For those of you who may not know what Plinko is, you obviously never spent time as a kid sick at home watching The Price Is Right from 10:00 to 11:00. It's the game where you drop a round or spherical object down a board, and it bounces its way towards a series of chutes at the bottom which label the prizes.
So as my school prepares for its Fall Carnival this year, of course I volunteered to build a Plinko board. Having done it before once or twice, I learned several things that helped make this the best Plinko board ever. The beauty of this is that it cost nothing. I did not spend a penny on it, since all of the pieces were from scrap, the paint was leftover spray paint that I have been looking for ways to get rid of, it only took about three hours, and the time spent with my kids was fantastic. So here we go.
|2) Offset the marks for the nails|
Cost: $0 (all materials were scrap materials on hand)
Time: about 3 hours from start to finish
Skill level: moderate
1) Decide how large the Plinko board will be. I found a scrap of plywood in the alley that was 33" x 48". I wanted it a little narrower, so I cut it down to 30" x 48".
2) Determine what type of object you will drop down it. Ping pong balls or plastic practice golf balls are my preferred spheres. Measure the width, and add enough additional space so the ball can fit through easily. This will be the spacing between the nails. For the practice golf pall, the ball is 1 3/4" wide, I added 3/4", so my nails are spaced 2 1/2" apart. Draw parallel lines down the board using this spacing. Then, start with the first line and draw marks through the line across using this same spacing.

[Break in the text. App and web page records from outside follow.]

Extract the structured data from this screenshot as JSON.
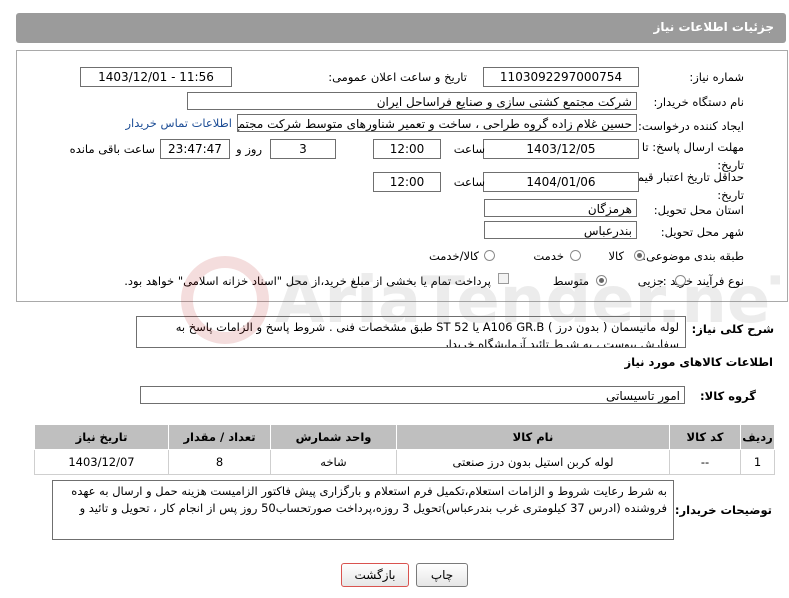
{
  "header": {
    "title": "جزئیات اطلاعات نیاز"
  },
  "fields": {
    "need_number_label": "شماره نیاز:",
    "need_number": "1103092297000754",
    "announce_label": "تاریخ و ساعت اعلان عمومی:",
    "announce_value": "1403/12/01 - 11:56",
    "buyer_org_label": "نام دستگاه خریدار:",
    "buyer_org": "شرکت مجتمع کشتی سازی و صنایع فراساحل ایران",
    "requester_label": "ایجاد کننده درخواست:",
    "requester": "حسین  غلام زاده گروه طراحی ، ساخت و تعمیر شناورهای متوسط شرکت مجتمع",
    "contact_link": "اطلاعات تماس خریدار",
    "deadline_label": "مهلت ارسال پاسخ: تا تاریخ:",
    "deadline_date": "1403/12/05",
    "time_label": "ساعت",
    "deadline_time": "12:00",
    "days_value": "3",
    "days_label": "روز و",
    "remaining_time": "23:47:47",
    "remaining_label": "ساعت باقی مانده",
    "price_validity_label": "حداقل تاریخ اعتبار قیمت: تا تاریخ:",
    "price_validity_date": "1404/01/06",
    "price_validity_time": "12:00",
    "province_label": "استان محل تحویل:",
    "province": "هرمزگان",
    "city_label": "شهر محل تحویل:",
    "city": "بندرعباس",
    "category_label": "طبقه بندی موضوعی:",
    "category_options": [
      "کالا",
      "خدمت",
      "کالا/خدمت"
    ],
    "process_label": "نوع فرآیند خرید :",
    "process_options": [
      "جزیی",
      "متوسط"
    ],
    "payment_text": "پرداخت تمام یا بخشی از مبلغ خرید،از محل \"اسناد خزانه اسلامی\" خواهد بود."
  },
  "summary": {
    "label": "شرح کلی نیاز:",
    "text": "لوله مانیسمان ( بدون درز )  A106 GR.B یا ST 52  طبق مشخصات فنی . شروط پاسخ و الزامات پاسخ به سفارش پیوست ، به شرط تائید آزمایشگاه خریدار"
  },
  "goods_section": {
    "title": "اطلاعات کالاهای مورد نیاز",
    "group_label": "گروه کالا:",
    "group_value": "امور تاسیساتی"
  },
  "table": {
    "headers": [
      "ردیف",
      "کد کالا",
      "نام کالا",
      "واحد شمارش",
      "تعداد / مقدار",
      "تاریخ نیاز"
    ],
    "rows": [
      [
        "1",
        "--",
        "لوله کربن استیل بدون درز صنعتی",
        "شاخه",
        "8",
        "1403/12/07"
      ]
    ]
  },
  "buyer_notes": {
    "label": "توضیحات خریدار:",
    "text": "به شرط رعایت شروط و الزامات استعلام،تکمیل فرم استعلام و بارگزاری پیش فاکتور  الزامیست هزینه حمل و ارسال  به عهده فروشنده (ادرس 37 کیلومتری غرب بندرعباس)تحویل 3 روزه،پرداخت صورتحساب50 روز پس از انجام کار ،  تحویل و تائید و"
  },
  "buttons": {
    "print": "چاپ",
    "back": "بازگشت"
  },
  "watermark": {
    "text": "AriaTender.neT"
  },
  "colors": {
    "header_bg": "#9b9b9b",
    "link": "#1e4e96",
    "table_header": "#bfbfbf",
    "back_button_border": "#d9534f"
  }
}
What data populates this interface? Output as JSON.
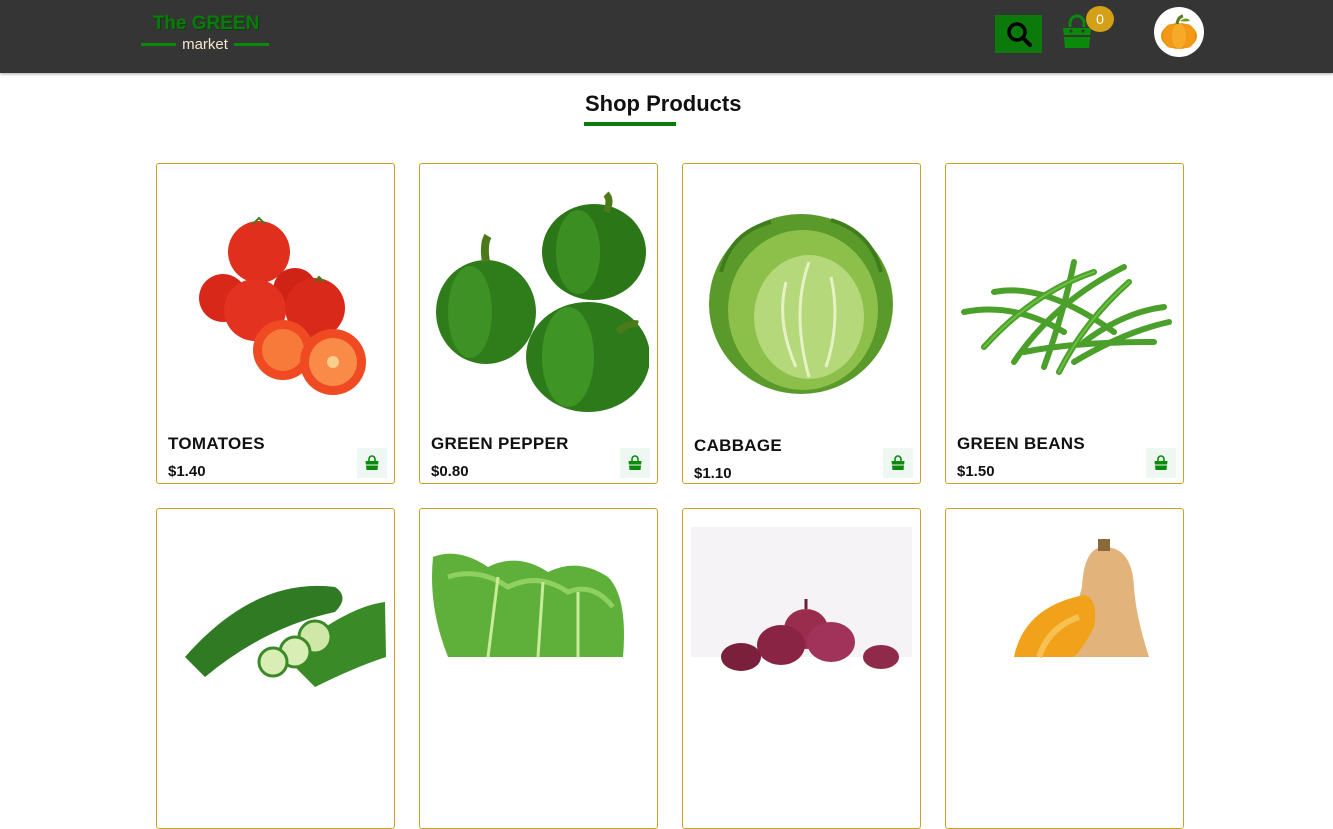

|5) Drill each cross mark|
4) Laying a long straight edge down the board, copy the marks from the first line on every other line (third, fifth, etc.). Each of these cross marks will have a nail sticking out. Then copy the marks from the second line on every other line (fourth, sixth, etc.). You now have the placement of all of the nails. For a 30" x 48" board, I used more than 150 nails.
5) Using a drill bit smaller than the nails that you will use, drill a hole through the board on one of the cross marks. Drive a nail into that hole to ensure that the nail is snug. If the nail is not tight, use a smaller drill bit and test again. Proceed to drill a hole through each of the cross marks. Make sure to drill through the board.
|7) Begin nailing into the holes|
6) Once all of the holes have been drilled the back side will be quite splintery. Gently scrape all of the splintered wood off (I used a small steel bar for this). Lightly sand the board on both sides.
7) Either on sawhorses or on concrete, drive a nail into each of the holes, being careful not to drive the nail all the way into the board. They need to stick out a little farther than the diameter of your sphere. This is a great time to use a little helper to either hand you nails or practice their nailing skills. For anybody who is Type A and feels that the spacing all needs to be perfect, remember that this is a game of chance and the only necessity is that the ball fits between all of the nails.
|9) Ensure that balls cannot get stuck|
|10) Create chutes at the bottom.|
9) Have a small partner practice on the board and make sure that there are no areas where the ball gets stuck. For any of these areas, add extra nails to divert the balls away from the "danger spots." Additionally, look for areas to add places where the ball can land in the middle of the board for high value prizes by adding additional nails to capture the ball. The balls seldom land here because of the way they bounce through the board, hence the high value.
|12) Have fun!|
11) Paint the board. I had seven cans of leftover spray paint from various projects, so I sprayed a background of black. I then lightly sprayed the other colors on top to create some depth to the colors.
12) Have fun.
|11) Layered paint|
For anybody who builds one of these, I would love to have you post pictures and tell me about your experience building it and what you built it for.